Towards super-resolution imaging in quantum physics and life sciences

Project leader: A. Radenovic (EPFL)

Team: B. Rothen-Rutishauser, A. Fink, M. Mayer, F. Stellacci, S. Vanni

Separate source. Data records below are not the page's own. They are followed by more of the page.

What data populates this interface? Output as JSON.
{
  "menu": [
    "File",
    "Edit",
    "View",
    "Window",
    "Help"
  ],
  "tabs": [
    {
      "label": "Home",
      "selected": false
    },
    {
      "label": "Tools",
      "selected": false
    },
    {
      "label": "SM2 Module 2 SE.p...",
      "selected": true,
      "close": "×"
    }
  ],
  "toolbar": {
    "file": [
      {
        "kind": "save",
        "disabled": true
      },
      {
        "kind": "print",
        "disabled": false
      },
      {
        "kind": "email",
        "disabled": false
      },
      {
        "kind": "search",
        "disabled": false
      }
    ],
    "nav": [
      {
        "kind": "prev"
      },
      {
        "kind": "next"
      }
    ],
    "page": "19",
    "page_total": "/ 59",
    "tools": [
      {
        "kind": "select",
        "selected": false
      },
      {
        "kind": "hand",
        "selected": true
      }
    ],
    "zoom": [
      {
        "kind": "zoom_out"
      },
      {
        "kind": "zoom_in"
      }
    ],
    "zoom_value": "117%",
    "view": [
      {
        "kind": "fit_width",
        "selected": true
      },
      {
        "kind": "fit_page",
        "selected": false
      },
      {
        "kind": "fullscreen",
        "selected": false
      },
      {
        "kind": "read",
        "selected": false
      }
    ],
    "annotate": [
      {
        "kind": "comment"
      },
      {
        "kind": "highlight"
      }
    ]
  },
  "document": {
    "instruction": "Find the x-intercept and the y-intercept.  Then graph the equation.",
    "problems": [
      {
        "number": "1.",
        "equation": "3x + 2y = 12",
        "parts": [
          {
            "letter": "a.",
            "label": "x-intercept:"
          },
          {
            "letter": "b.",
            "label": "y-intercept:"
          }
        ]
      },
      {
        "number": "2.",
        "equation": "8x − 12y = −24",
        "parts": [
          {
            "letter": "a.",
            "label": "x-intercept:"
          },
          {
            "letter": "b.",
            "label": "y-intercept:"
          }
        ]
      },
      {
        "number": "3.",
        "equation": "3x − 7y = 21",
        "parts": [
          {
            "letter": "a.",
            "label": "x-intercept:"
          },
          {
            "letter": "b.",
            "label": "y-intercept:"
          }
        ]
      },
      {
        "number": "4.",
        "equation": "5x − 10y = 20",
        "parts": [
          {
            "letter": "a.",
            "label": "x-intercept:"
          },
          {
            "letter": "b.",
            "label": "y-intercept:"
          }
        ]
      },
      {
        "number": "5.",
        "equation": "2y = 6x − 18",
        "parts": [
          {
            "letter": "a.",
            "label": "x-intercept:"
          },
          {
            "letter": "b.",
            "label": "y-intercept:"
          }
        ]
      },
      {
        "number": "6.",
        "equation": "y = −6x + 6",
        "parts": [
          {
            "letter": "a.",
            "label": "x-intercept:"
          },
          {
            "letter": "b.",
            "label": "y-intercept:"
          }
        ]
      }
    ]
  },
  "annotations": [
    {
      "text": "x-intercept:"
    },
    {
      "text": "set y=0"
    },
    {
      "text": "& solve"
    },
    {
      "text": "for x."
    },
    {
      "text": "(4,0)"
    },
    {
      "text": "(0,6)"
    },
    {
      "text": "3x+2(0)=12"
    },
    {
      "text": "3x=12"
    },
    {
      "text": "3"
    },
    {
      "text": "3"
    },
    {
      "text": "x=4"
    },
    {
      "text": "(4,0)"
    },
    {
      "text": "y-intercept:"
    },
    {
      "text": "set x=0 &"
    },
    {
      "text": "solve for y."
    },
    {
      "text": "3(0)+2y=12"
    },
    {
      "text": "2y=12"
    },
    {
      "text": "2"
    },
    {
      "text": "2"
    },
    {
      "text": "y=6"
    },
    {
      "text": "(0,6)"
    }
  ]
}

Fluorescent nanodiamonds (FNDs) are carbon-based nanoscale particles which are currently on the focus of the scientific community due to their biocompatibility and unique properties for sensing and imaging. Multiple studies have shown in the last years the potential of FNDs for the study of cell dynamics at the moleculer level via single particle tracking (SPT). This project seeks to develop an optical detection technology based on the exceptional sensing capabilities of negatively charged Nitrogen-Vacancy (NV) color centers in diamond. The NV center represents one of the most sensitive magnetic, electric and temperature field probes at sub-100-nm distances at room temperature, which makes it an ideal candidate for imaging and probing the inner cellular environment. In addition to its remarkable sensing capabilities, NV fluorescence is extremely bright and photostable and can be deterministically modulated through microwave manipulation of its spin-triplet ground state, which allows for a new kind of super-resolution imaging technique with low excitation power. The outcome of this project has the potential to open a new gate for nanoscale sensing and metrology in areas ranging from quantum physics to life sciences, as it links diamond photonics to single molecule trap and scanning in the vicinity of, or even inside, living cells.

Main investigator

Involved people